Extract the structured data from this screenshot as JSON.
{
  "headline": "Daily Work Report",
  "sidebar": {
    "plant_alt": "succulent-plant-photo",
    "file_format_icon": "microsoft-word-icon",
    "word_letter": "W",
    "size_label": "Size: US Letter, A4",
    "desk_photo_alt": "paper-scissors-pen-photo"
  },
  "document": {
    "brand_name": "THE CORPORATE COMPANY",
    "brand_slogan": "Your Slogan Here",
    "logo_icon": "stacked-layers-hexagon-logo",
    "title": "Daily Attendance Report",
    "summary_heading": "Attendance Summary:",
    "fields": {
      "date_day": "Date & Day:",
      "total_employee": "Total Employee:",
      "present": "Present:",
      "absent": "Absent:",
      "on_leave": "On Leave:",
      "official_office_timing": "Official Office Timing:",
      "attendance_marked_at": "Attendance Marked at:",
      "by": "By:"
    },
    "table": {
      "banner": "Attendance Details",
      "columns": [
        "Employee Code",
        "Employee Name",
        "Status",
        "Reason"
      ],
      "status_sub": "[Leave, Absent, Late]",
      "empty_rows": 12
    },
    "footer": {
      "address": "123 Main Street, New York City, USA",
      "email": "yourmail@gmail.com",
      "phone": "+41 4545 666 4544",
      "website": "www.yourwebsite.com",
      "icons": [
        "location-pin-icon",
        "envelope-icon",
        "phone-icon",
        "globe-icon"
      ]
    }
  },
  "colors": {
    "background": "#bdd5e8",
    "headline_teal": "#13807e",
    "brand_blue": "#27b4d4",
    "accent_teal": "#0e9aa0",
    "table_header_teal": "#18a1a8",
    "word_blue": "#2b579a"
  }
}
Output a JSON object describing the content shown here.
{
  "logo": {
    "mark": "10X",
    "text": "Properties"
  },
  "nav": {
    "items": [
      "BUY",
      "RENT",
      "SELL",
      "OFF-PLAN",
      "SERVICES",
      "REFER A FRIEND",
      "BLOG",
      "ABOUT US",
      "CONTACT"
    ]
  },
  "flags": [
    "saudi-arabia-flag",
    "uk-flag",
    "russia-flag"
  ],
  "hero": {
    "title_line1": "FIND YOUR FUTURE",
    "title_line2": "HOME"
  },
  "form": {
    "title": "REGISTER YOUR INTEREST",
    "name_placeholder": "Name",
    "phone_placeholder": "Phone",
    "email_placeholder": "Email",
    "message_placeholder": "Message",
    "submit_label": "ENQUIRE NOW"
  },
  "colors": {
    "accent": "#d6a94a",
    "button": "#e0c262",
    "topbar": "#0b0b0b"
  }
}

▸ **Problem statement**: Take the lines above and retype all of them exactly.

▸ **Worked solution**:
Extract the structured data from this screenshot as JSON.
{
  "headline": "Daily Work Report",
  "sidebar": {
    "plant_alt": "succulent-plant-photo",
    "file_format_icon": "microsoft-word-icon",
    "word_letter": "W",
    "size_label": "Size: US Letter, A4",
    "desk_photo_alt": "paper-scissors-pen-photo"
  },
  "document": {
    "brand_name": "THE CORPORATE COMPANY",
    "brand_slogan": "Your Slogan Here",
    "logo_icon": "stacked-layers-hexagon-logo",
    "title": "Daily Attendance Report",
    "summary_heading": "Attendance Summary:",
    "fields": {
      "date_day": "Date & Day:",
      "total_employee": "Total Employee:",
      "present": "Present:",
      "absent": "Absent:",
      "on_leave": "On Leave:",
      "official_office_timing": "Official Office Timing:",
      "attendance_marked_at": "Attendance Marked at:",
      "by": "By:"
    },
    "table": {
      "banner": "Attendance Details",
      "columns": [
        "Employee Code",
        "Employee Name",
        "Status",
        "Reason"
      ],
      "status_sub": "[Leave, Absent, Late]",
      "empty_rows": 12
    },
    "footer": {
      "address": "123 Main Street, New York City, USA",
      "email": "yourmail@gmail.com",
      "phone": "+41 4545 666 4544",
      "website": "www.yourwebsite.com",
      "icons": [
        "location-pin-icon",
        "envelope-icon",
        "phone-icon",
        "globe-icon"
      ]
    }
  },
  "colors": {
    "background": "#bdd5e8",
    "headline_teal": "#13807e",
    "brand_blue": "#27b4d4",
    "accent_teal": "#0e9aa0",
    "table_header_teal": "#18a1a8",
    "word_blue": "#2b579a"
  }
}
Output a JSON object describing the content shown here.
{
  "logo": {
    "mark": "10X",
    "text": "Properties"
  },
  "nav": {
    "items": [
      "BUY",
      "RENT",
      "SELL",
      "OFF-PLAN",
      "SERVICES",
      "REFER A FRIEND",
      "BLOG",
      "ABOUT US",
      "CONTACT"
    ]
  },
  "flags": [
    "saudi-arabia-flag",
    "uk-flag",
    "russia-flag"
  ],
  "hero": {
    "title_line1": "FIND YOUR FUTURE",
    "title_line2": "HOME"
  },
  "form": {
    "title": "REGISTER YOUR INTEREST",
    "name_placeholder": "Name",
    "phone_placeholder": "Phone",
    "email_placeholder": "Email",
    "message_placeholder": "Message",
    "submit_label": "ENQUIRE NOW"
  },
  "colors": {
    "accent": "#d6a94a",
    "button": "#e0c262",
    "topbar": "#0b0b0b"
  }
}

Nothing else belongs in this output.